Normally on Mondays, although I’ve missed a few weeks now, I put out an update on whatever I’m currently writing, when it might be out and that sort of thing. This week, something a little different.
I wasn’t a cat person growing up. We had dogs out on the acreage. Big dogs. Any cats I encountered seemed aloof and unfriendly. Probably because they were not mine, didn’t know me, and, frankly, at the time, I didn’t really want to know them, either. That was a long time ago.
Then, in the spring of 2005, encouraged by my wife who is a cat person, a grey tabby who ended up being named Pippin made his first appearance at our house. He was maybe eight weeks old and, as all kittens are, full of piss and vinegar.
A year and a half later, a calico, appropriately named Merry, came to keep Pippin company. I’ll never forget introducing the two of them to each other. Pippin was, by then, full-grown. Merry was only six or eight weeks old. She was tiny.
One of us held full-grown Pippin in their arms, the other held little baby Merry. Far enough apart that Pippin couldn’t reach her with his claws but close enough so they could see and smell each other. In what is a typical feline reaction, twelve-pound Pippin hissed at the intruder in his territory. And Merry — if she was two pounds, I’d be surprised – hissed right back. Didn’t back down a bit.
Right then, we knew we had a special girl.
Hilariously, she became the hall monitor, the cop, of the bunch. We added a third cat, Strider (Are you sensing a theme here with their names?) in 2010 and even though he’s now even bigger than Pippin – 17 lbs or so, she still was the one in charge, regardless of her smaller stature.
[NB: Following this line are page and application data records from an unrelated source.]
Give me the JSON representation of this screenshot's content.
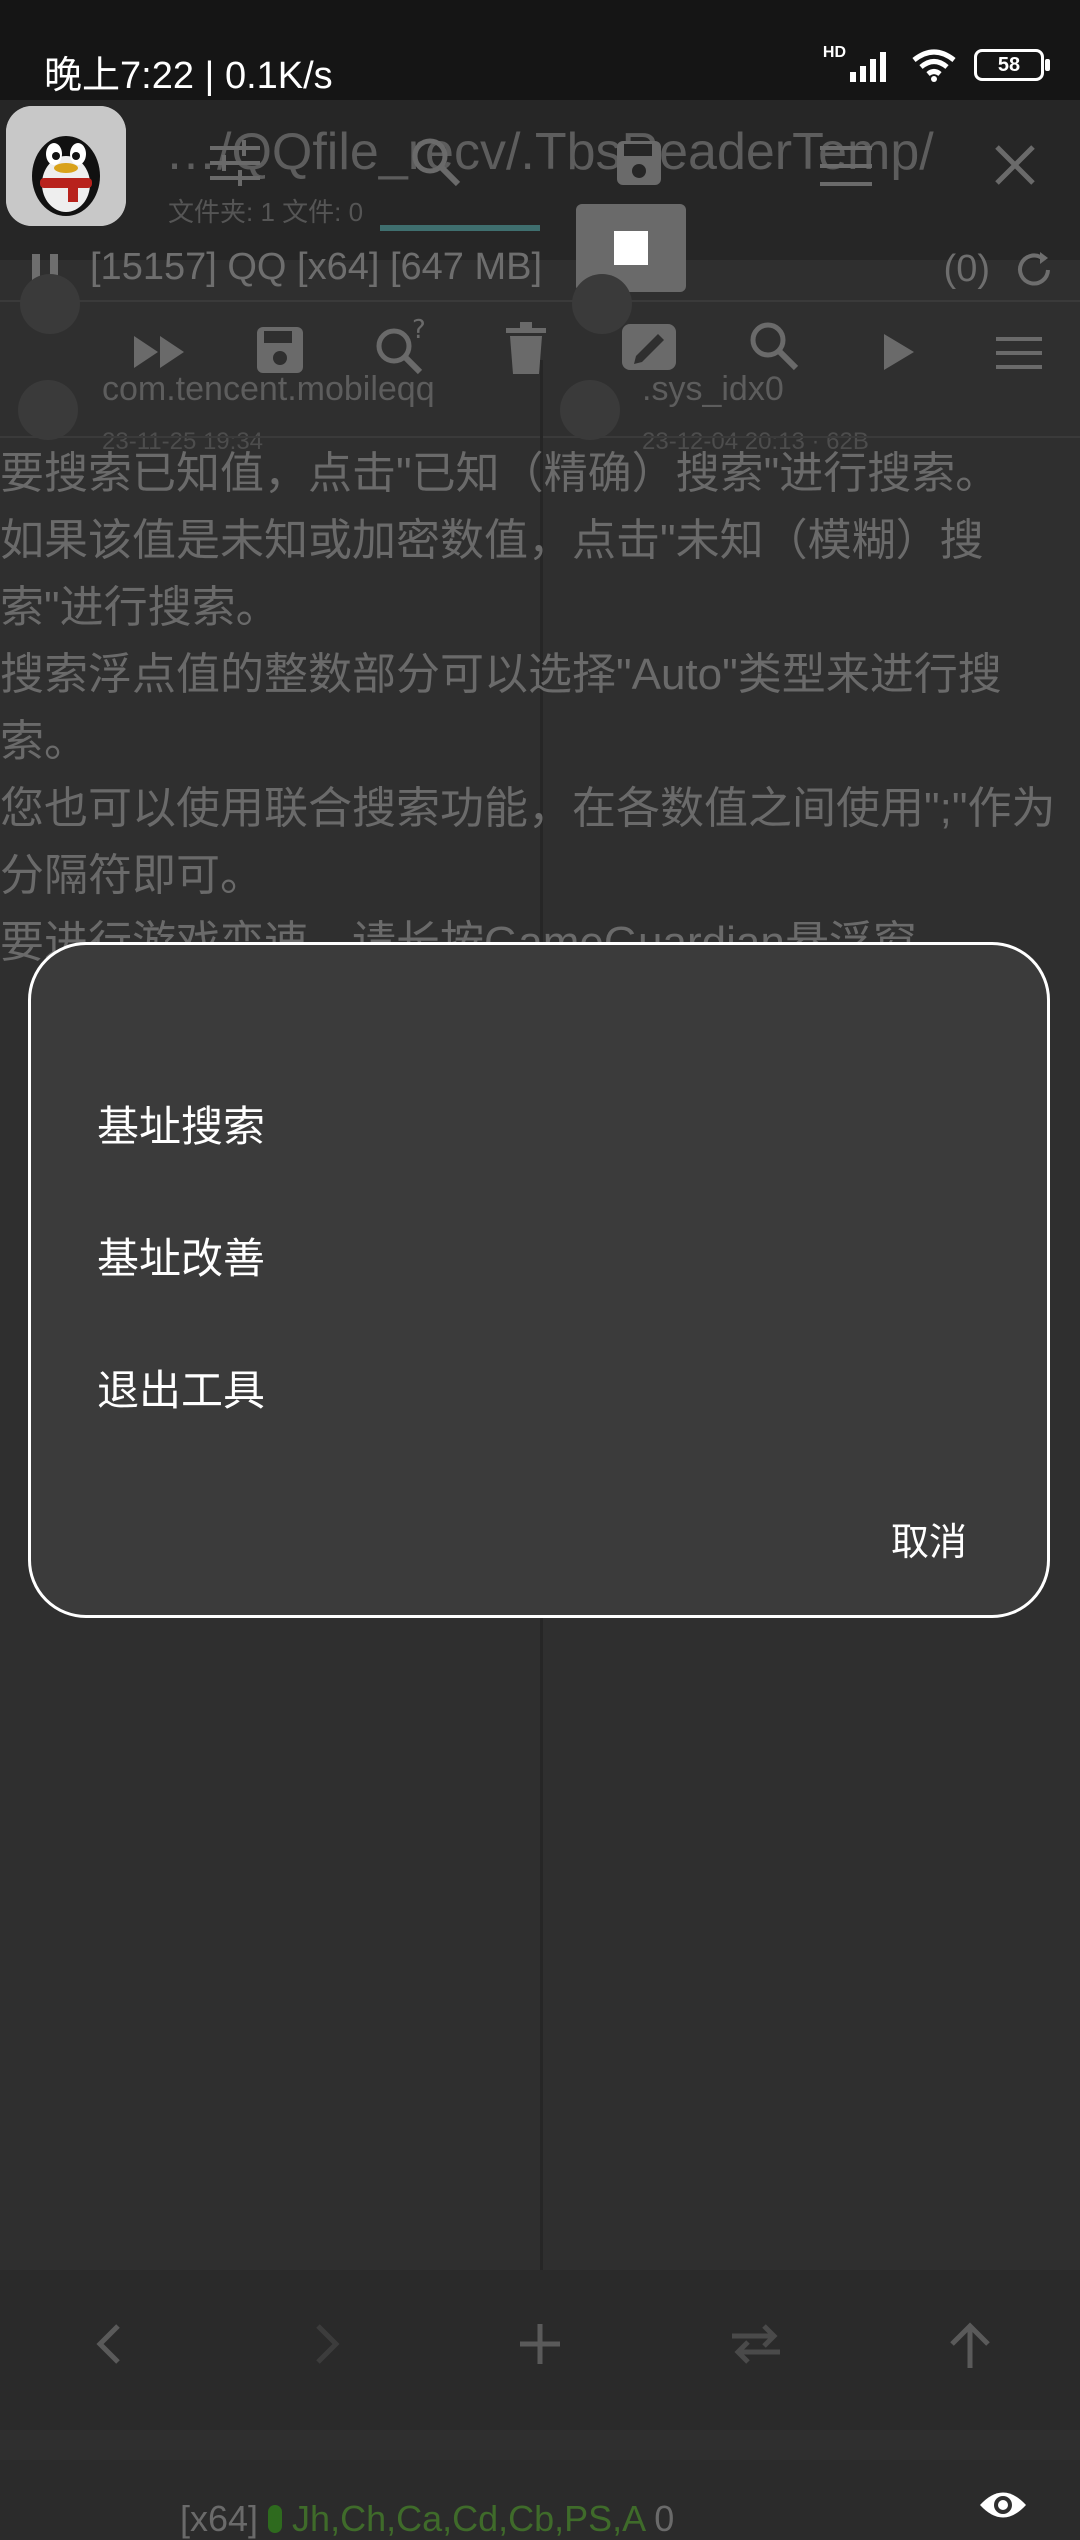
{
  "status_bar": {
    "time_speed": "晚上7:22 | 0.1K/s",
    "hd": "HD",
    "battery": "58"
  },
  "app": {
    "path": "…/QQfile_recv/.TbsReaderTemp/",
    "count": "文件夹: 1  文件: 0",
    "process": "[15157] QQ [x64] [647 MB]",
    "result_count": "(0)"
  },
  "files": [
    {
      "name": "com.tencent.mobileqq",
      "date": "23-11-25 19:34"
    },
    {
      "name": ".sys_idx0",
      "date": "23-12-04 20:13 · 62B"
    }
  ],
  "help_text": [
    "要搜索已知值，点击\"已知（精确）搜索\"进行搜索。",
    "如果该值是未知或加密数值，点击\"未知（模糊）搜索\"进行搜索。",
    "搜索浮点值的整数部分可以选择\"Auto\"类型来进行搜索。",
    "您也可以使用联合搜索功能，在各数值之间使用\";\"作为分隔符即可。",
    "要进行游戏变速，请长按GameGuardian悬浮窗。"
  ],
  "bottom_status": {
    "arch": "[x64]",
    "regions": "Jh,Ch,Ca,Cd,Cb,PS,A",
    "count": "0"
  },
  "dialog": {
    "items": [
      "基址搜索",
      "基址改善",
      "退出工具"
    ],
    "cancel": "取消"
  }
}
If either of the boys were doing something “wrong” or something that displeased her, she didn’t hesitate to cuff them on the side of the head. And they never cuffed her back. They just tucked their head down and did what she told them to do. When it was dinner time, she’d round the two of them up and get them to go tell my wife it was dinner time. She’d sit back and watch them do their thing. If that didn’t work, then she’d step forward and yowl at my wife until she relented and got up to get their dinner.
Merry’s favorite game was ‘chase the paper ball’. Ever rip a sheet off a pad of paper and crumple it up? In our house, if you did that, no matter where Merry was, by the time you finished crumpling, she was right beside you, looking up at the paper ball eagerly. She’d swat that thing around, chasing it across the floor endlessly. That is, until it ended up under the couch or the coffee table where she couldn’t reach it. When we vacuumed the living room, we would often find a paper ball graveyard when we moved the couch.
Her favorite place to sleep during the night was right between my wife and I. She’d often scamper up the stairs ahead of us and be waiting on the bed when we walked in with an expression on her face that said, “What took you so long?” Once we laid down, she’d curl up between us, often getting scratchies on the tummy or behind her ears, and purr so loud, some nights it kept us awake. She’d also come and curl up with me on the days I took an afternoon snooze, too. I always looked forward to those moments and, I suspect, so did she.
It is with a heavy, heavy heart that I have to say that Merry’s diabetes finally got the best of her. Despite twice daily insulin injections, her physical health deteriorated to the point where she was having a great deal of trouble getting around and, I suspect, a fair bit of pain. On Thursday, just two days ago as I write this Saturday morning, my wife and I took her to the vet for what the vet called a “Quality of Life” exam.
The vet’s office is only a couple miles from our house but that was one of the longest drives of my life. Once we parked outside the vet’s office, it took us even longer to get out of the car and take her inside. We were with Merry for nearly two hours, right up to the end. Petting her, scratching her, and talking to her before a final kiss on the forehead from each us and that final injection.
There were a lot of tears shed in that room.
Afterwards, the vet gave us all the time we needed. We had the hardest time leaving that room. It just didn’t seem right to walk out and leave her body laying there on the exam table. And ever since we got home, we’ve been confronted with more of the same. Her empty bed by the fireplace, the empty chair she used to sit on at the kitchen island, that empty place between us in bed.
Both my wife and I agree this is the hardest thing we’ve ever done.
For nearly 15 years, she was the house cop, the basher of paper balls, and snuggler-upper extraordinaire. I always told her, she was my best girl. I’ll miss her forever.
Rest in peace, best girl.
Merry (June 19, 2006 – December 10, 2020)